**Listed entries:**
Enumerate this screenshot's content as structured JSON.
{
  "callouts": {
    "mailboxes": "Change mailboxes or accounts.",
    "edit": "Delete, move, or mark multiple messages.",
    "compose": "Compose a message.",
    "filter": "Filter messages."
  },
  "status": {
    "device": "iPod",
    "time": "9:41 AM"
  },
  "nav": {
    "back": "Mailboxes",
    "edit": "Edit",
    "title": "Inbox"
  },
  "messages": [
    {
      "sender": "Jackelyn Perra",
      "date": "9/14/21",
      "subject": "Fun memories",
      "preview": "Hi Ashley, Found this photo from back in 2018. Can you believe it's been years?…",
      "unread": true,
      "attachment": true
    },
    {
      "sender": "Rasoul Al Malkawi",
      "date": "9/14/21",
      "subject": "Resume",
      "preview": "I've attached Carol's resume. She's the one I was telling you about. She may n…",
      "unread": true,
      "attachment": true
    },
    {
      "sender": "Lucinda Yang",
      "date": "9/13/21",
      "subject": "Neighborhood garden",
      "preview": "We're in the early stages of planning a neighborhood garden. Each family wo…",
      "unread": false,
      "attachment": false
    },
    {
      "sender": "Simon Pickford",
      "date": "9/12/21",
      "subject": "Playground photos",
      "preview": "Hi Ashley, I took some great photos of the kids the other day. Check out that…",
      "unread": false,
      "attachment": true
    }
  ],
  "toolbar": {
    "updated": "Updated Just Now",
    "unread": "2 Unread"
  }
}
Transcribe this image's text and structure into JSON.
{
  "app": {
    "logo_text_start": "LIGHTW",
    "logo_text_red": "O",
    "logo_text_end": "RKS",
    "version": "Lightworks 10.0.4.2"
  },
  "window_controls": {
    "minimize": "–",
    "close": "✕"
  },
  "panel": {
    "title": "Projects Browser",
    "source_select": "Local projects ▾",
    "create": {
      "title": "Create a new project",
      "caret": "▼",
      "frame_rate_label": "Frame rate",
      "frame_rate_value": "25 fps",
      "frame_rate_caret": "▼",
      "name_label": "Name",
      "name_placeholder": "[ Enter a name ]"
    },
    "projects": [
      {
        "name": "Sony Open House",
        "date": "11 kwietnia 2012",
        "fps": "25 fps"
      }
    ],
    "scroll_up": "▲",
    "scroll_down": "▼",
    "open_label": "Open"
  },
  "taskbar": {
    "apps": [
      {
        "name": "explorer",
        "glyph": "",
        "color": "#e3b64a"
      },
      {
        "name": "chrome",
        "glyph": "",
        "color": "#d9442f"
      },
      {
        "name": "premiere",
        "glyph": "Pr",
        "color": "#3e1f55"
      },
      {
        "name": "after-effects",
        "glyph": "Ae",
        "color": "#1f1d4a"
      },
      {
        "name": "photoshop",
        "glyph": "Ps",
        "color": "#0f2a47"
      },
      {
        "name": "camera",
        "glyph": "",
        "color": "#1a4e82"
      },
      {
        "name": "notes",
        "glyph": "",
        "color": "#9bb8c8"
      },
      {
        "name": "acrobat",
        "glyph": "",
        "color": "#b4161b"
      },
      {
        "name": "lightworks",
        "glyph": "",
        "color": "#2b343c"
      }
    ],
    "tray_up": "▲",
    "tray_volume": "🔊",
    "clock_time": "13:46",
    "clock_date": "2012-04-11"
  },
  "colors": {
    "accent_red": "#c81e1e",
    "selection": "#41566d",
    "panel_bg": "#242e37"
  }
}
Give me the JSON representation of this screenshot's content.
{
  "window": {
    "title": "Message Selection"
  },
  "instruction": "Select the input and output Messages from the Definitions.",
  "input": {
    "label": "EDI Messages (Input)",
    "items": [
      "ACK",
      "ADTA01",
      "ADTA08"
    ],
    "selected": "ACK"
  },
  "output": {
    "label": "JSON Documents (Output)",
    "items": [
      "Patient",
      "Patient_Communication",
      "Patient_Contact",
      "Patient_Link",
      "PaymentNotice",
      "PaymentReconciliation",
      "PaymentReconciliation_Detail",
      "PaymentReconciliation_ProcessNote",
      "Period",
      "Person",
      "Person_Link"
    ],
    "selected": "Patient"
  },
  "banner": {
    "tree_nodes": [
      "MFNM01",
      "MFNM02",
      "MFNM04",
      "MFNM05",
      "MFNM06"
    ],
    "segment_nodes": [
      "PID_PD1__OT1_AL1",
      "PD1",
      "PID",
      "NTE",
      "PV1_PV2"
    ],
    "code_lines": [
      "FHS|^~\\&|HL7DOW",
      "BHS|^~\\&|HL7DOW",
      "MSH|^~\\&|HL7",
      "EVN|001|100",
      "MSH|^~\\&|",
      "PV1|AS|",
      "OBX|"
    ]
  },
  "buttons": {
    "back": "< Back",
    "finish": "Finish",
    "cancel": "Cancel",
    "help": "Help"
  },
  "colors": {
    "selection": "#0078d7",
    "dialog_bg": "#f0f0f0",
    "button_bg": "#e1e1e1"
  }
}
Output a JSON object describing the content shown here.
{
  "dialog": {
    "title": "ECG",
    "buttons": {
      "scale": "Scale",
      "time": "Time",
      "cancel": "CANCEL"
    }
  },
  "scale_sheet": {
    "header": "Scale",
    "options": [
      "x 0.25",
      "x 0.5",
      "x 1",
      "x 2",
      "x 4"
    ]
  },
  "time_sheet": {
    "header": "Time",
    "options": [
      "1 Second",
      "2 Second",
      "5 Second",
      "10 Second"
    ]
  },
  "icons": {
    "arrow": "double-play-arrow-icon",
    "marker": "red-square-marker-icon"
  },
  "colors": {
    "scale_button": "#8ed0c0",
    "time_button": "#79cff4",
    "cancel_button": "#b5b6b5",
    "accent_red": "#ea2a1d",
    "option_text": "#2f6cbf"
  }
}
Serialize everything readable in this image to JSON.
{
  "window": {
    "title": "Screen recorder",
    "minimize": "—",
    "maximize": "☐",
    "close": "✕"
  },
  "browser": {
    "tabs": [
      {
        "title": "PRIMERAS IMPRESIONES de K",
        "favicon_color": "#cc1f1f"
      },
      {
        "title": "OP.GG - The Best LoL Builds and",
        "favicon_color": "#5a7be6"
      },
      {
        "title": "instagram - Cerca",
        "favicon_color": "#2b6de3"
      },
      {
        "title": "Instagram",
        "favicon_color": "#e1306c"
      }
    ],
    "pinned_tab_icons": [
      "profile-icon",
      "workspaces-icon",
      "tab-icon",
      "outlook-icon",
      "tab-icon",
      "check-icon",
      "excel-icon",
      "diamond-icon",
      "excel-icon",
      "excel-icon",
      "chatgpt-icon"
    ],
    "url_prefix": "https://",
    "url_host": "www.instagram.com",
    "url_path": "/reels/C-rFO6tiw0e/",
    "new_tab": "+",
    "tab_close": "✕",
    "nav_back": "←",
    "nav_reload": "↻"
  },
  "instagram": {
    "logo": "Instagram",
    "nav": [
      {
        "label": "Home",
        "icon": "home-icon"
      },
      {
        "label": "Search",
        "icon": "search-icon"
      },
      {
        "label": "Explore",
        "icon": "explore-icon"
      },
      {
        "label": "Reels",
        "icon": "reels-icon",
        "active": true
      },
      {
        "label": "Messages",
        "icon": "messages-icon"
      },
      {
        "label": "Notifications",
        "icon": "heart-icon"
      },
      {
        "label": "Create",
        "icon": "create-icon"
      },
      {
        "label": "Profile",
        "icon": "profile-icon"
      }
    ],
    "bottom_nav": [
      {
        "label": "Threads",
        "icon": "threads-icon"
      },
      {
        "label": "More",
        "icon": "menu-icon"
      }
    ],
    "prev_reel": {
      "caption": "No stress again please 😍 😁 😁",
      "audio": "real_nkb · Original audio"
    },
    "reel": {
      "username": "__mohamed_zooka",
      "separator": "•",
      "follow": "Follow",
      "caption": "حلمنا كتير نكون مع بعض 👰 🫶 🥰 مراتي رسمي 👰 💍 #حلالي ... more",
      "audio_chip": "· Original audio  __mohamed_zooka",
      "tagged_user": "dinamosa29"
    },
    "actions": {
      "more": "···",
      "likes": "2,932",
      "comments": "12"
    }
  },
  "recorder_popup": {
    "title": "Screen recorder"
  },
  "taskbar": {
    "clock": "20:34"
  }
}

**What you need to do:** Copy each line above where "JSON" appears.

**Solution below:**
Enumerate this screenshot's content as structured JSON.
Transcribe this image's text and structure into JSON.
Give me the JSON representation of this screenshot's content.
    "label": "JSON Documents (Output)",
Output a JSON object describing the content shown here.
Serialize everything readable in this image to JSON.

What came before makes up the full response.